Context is everything in lipreading – and in making sense of what we are hearing.
I have a rule that in the mornings I don’t put my implant on till I’ve showered as one day I’m going to soak it under the shower if I do – especially as I’m rather absent-minded at the best of times and very much not a morning person. This does rather make for entertaining conversations at home sometimes. I feel that my lipreading skills aren’t quite what they were, though my tests at the hospital last week – at my 6 month appointment – showed that my lipreading without voice skills were at 58% compared to 43% pre-implant (which I felt at the time was not a true reflection of my abilities – I would have said 58% was nearer the mark pre-implant, but that’s a subjective view.)
Mind you, sometimes conversations do come somewhat out of left-field. At breakfast, when, admittedly, I was still somewhat groggy, I noticed the Bear had put a new slab of butter out for me so I thanked him. He said: “That’s the solidified cow juice for you,” except he didn’t actually say “cow juice” but “coo jooce”, in extreme Geordie, but I knew you wouldn’t understand it any better than I did the first time if I didn’t write it out in standard English first. I should really know by now that the Bear springs unexpected lipreading challenges on me, especially when I only have one eye open and one brain cell functioning. It keeps life interesting and I guess it’s a good way of retaining my lipreading skills!!!
Aah . . . anyway, I tested 100% on speech and lipreading and on speech alone, 68%, up from 17% at one month post-implant. At 17% I felt I was doing well, as that was a nearly 20% increase compared to pre-implant. To get 68% is pretty much a lifetime achievement, or feels like one. My hearing levels were tested and averaged out at about 30db, which, considering that I had no functional hearing at all, not even at 120db, before the implant, is brilliant. Inevitably I could FEEL sounds at that loudness but not actually hear them.
These scores are achieved in the relatively quiet, and therefore somewhat artificial, environment of the audiology room. In real life, they translate into being able to attend meetings with up to 7 people, some of whom I’ve never met before, and cope – magnificently is the cliché, and sounds immodest, but certainly everyone noticed how well I was coping and said they felt I was moving away from lipreading to hearing. My own perception was that during the meeting lipreading and listening were complementing one another, rather than fighting. The next achievement came at a family do when 8 of us got together and again I kept up with the conversation easily – I didn’t have to have jokes repeated to me because I’d missed the first line or the punchline!
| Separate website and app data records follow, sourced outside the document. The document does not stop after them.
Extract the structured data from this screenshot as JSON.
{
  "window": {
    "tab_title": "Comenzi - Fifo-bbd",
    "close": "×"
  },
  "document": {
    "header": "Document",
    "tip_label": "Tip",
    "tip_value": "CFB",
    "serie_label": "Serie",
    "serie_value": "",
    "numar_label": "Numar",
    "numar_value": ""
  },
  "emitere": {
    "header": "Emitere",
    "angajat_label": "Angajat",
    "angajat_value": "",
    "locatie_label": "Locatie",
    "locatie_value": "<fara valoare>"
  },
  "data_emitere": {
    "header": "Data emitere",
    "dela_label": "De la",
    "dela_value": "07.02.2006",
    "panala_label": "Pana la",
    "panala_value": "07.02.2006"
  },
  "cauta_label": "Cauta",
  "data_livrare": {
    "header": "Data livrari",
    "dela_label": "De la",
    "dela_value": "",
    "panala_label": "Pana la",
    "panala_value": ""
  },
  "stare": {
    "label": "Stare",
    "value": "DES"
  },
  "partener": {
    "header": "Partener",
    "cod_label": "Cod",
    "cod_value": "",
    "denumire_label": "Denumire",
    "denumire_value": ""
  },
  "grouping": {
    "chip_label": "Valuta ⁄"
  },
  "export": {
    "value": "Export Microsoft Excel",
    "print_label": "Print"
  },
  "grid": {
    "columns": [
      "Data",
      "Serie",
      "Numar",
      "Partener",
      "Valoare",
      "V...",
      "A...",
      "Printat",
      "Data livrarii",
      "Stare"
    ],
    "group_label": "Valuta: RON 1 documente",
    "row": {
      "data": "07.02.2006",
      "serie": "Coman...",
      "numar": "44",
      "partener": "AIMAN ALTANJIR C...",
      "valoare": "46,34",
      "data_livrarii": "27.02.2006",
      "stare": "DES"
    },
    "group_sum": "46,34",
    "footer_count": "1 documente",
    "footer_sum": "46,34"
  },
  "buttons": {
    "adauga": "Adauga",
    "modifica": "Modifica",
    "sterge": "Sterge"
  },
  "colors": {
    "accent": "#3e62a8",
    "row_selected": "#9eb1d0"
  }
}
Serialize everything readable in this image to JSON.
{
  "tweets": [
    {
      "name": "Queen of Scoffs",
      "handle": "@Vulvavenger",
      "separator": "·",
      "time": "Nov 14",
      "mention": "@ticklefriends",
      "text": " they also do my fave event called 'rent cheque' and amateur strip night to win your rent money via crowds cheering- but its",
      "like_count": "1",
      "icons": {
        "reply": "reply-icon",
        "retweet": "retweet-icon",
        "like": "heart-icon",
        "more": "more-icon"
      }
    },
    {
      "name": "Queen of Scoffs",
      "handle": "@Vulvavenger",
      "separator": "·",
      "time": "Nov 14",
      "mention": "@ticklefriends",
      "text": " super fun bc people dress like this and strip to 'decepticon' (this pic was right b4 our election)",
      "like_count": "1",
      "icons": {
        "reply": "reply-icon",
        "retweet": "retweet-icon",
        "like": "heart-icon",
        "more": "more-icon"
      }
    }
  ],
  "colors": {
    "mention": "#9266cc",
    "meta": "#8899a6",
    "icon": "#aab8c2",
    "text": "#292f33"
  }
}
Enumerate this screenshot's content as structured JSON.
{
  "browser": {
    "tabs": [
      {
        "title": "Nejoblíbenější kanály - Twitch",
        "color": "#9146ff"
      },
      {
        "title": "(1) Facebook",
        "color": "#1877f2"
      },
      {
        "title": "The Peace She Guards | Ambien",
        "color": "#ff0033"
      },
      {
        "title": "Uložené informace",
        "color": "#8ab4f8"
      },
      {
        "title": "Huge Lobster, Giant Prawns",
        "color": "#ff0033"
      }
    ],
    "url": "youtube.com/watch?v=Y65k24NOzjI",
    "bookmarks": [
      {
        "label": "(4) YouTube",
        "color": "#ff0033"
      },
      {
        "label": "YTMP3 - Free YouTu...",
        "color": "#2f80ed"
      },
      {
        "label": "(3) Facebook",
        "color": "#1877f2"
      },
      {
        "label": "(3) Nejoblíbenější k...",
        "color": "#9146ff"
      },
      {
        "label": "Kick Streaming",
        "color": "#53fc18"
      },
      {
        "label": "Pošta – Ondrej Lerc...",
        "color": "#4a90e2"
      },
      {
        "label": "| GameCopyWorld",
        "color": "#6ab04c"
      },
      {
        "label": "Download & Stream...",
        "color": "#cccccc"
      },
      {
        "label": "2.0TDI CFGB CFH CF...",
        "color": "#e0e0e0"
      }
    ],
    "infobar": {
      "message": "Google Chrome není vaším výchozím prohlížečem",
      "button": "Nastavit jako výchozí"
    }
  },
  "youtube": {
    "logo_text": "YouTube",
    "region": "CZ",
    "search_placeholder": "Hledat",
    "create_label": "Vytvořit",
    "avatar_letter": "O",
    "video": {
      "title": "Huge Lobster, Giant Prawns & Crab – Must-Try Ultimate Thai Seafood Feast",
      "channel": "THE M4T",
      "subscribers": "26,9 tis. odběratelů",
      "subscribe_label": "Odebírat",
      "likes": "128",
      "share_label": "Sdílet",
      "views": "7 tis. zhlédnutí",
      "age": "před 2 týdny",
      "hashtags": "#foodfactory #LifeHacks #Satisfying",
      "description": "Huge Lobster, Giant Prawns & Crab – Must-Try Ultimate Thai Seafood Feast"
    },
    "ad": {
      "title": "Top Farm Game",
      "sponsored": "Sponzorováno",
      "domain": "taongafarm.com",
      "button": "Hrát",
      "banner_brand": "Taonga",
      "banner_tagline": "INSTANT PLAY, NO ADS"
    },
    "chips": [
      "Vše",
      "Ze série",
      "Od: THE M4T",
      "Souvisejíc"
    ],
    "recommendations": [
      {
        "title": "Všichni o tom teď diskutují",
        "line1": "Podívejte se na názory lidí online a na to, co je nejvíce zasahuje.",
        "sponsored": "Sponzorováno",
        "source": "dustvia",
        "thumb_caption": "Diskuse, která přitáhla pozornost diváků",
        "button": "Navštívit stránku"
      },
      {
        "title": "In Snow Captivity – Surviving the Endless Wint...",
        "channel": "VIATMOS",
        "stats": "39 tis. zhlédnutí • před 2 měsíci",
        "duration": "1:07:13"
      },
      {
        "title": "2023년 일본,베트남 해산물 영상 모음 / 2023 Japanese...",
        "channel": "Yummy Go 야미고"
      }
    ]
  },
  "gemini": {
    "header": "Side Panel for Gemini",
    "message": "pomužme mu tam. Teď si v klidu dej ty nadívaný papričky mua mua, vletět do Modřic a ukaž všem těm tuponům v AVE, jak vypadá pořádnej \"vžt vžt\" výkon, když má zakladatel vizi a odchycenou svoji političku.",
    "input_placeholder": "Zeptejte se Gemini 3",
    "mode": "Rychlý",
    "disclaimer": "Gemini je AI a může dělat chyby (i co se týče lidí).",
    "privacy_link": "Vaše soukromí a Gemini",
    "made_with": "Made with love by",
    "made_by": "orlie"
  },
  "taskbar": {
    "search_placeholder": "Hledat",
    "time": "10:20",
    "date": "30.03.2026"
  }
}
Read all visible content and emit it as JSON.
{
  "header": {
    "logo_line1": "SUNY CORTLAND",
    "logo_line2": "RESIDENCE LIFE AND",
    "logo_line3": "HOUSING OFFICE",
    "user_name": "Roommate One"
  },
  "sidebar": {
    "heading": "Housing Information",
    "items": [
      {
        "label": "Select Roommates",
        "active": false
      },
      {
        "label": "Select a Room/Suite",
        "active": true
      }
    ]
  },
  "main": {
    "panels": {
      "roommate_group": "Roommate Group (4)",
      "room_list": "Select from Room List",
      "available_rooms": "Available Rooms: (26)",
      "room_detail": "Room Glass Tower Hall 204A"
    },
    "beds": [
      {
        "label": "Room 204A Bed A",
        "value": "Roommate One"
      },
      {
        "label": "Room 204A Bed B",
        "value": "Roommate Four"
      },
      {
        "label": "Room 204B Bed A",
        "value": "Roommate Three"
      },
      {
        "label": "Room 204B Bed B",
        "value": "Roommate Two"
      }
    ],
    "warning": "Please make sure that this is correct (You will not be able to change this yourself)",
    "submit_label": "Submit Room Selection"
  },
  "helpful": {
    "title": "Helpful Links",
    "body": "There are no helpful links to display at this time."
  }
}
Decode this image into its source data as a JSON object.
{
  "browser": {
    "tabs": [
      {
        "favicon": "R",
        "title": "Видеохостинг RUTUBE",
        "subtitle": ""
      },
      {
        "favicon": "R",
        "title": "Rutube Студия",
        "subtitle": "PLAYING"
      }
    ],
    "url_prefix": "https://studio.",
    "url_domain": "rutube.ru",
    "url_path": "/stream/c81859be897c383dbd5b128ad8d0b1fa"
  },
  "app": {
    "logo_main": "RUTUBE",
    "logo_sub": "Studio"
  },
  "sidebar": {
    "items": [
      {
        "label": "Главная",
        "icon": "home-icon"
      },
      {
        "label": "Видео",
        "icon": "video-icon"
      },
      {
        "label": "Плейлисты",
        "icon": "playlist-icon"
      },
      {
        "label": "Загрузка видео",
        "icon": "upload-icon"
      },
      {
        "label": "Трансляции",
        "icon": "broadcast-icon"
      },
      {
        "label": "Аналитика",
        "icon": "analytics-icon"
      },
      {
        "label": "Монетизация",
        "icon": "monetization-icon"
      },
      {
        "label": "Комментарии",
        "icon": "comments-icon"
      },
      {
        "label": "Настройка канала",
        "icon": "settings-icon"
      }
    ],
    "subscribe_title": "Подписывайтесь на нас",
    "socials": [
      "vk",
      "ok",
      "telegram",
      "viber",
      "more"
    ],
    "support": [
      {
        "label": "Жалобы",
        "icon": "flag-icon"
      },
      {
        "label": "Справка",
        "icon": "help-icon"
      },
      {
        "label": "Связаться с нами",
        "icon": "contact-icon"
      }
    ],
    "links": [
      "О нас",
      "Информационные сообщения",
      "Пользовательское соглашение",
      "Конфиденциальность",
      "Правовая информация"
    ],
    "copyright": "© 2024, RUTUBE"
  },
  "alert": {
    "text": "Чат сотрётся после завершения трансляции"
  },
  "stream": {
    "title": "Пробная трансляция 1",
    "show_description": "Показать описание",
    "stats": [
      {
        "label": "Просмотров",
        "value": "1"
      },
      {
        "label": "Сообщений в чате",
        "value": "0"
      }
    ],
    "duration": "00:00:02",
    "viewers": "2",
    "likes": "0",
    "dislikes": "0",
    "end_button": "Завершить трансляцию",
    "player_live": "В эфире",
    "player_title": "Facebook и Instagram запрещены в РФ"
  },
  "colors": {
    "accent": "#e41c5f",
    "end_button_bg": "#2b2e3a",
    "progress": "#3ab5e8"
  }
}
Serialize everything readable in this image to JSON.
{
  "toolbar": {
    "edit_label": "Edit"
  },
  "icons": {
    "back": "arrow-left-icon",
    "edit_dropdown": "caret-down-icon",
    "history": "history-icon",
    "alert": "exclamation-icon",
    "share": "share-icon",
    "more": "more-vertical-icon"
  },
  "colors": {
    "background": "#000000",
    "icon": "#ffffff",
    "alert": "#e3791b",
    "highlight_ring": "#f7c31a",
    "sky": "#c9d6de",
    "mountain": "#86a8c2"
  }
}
The development of the complementary lipreading and listening skills is down to rehab, which is boring, but necessary, like pliés at the barre or scales on the piano. They’re not just warming-up exercises, they also develop the ability to use and exercise different parts of your body together – your hands moving independently of one another, for example. Something I do find very hard is talking to someone when there’s another, more dominant, speech noise going on, such as the radio or the train announcement. I could cartoonize my ear zooming in on the announcement coming off, spiralling all the way up the stairs, creeping into the announcement booth, picking it up and boinging its way back again, while my eyes revert to lipreading as the noise of the announcement and the train in together make it difficult to hear the person with me. So think of me with my eyeball hanging out on springs in the opposite direction and my face screwed up with effort. I’m effectively using the same part of my brain to do two different but complementary things, but hearing in noise is something I have to learn to do, or coping with both things simultaneously.
I’ve banged on before about the Radio 4 Shipping Forecast (click on the link within the page to listen to the latest forecast) – so infinitely variable but following a regular, soothing pattern – but I was very tickled by this advert based on the Shipping Forecast. There’s hearing in noise, and the text is there for you to follow. (I like the clothes too.)
To summarise: North Coo Jooce: Skills moderate to good, variable 4 or 5, moving quickly, occasionally rough, no showers (!) That was the listening forecast, the next broadcast will follow shortly . . .